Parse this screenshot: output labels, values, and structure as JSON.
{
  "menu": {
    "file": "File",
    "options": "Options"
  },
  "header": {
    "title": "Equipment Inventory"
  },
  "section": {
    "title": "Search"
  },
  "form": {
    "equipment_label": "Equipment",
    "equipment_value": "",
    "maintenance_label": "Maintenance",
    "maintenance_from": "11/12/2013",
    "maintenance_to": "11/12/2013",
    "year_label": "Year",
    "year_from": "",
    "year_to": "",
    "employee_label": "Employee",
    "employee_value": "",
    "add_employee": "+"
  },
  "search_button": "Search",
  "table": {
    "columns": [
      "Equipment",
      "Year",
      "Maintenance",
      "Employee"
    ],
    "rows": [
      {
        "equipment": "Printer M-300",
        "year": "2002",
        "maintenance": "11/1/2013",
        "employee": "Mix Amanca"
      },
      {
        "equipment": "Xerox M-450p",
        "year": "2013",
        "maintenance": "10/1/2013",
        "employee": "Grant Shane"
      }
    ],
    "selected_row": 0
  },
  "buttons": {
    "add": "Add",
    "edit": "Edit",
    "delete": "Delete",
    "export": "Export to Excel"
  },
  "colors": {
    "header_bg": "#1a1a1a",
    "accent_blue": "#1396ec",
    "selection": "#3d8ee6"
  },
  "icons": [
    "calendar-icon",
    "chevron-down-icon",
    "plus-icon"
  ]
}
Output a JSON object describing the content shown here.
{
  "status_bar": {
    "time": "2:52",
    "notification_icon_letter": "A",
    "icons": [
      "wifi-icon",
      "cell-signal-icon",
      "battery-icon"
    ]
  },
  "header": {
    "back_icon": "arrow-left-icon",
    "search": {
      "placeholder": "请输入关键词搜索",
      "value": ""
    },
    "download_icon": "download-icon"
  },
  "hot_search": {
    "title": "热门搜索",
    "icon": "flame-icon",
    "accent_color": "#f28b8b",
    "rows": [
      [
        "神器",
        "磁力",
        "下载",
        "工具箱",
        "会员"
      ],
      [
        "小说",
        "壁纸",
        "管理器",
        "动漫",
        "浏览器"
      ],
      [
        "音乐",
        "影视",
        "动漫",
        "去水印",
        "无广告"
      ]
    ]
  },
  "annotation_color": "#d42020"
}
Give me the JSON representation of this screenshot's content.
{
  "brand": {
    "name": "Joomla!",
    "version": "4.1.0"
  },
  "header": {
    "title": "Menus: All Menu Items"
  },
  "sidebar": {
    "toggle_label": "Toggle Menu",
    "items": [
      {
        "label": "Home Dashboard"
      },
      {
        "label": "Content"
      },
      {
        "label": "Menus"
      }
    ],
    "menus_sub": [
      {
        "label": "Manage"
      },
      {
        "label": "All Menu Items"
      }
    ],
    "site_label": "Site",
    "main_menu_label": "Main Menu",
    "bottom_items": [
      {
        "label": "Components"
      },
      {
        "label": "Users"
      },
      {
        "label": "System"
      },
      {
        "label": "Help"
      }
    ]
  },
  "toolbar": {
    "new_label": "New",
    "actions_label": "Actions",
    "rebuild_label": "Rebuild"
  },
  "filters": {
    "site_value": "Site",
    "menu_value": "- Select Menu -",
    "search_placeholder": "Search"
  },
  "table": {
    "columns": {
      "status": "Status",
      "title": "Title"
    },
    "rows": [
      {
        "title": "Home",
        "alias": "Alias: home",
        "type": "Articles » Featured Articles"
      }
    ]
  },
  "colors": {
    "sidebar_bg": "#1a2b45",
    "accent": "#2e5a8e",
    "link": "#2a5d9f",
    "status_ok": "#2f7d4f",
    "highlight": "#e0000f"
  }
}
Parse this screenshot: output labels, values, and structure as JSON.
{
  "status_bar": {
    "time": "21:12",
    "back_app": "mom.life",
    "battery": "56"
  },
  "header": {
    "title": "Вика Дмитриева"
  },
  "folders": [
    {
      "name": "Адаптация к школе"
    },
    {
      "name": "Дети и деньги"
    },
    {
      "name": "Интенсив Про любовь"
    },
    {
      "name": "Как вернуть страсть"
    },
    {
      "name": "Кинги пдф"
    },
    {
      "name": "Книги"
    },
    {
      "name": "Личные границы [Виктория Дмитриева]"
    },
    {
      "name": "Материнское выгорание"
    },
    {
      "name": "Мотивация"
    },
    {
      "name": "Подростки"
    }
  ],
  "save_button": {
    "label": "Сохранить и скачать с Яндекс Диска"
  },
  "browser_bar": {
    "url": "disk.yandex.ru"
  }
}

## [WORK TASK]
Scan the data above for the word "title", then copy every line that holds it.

## [EXERCISE RESULT]
    "title": "Equipment Inventory"
    "title": "Search"
    "title": "热门搜索",
    "title": "Menus: All Menu Items"
      "title": "Title"
        "title": "Home",
    "title": "Вика Дмитриева"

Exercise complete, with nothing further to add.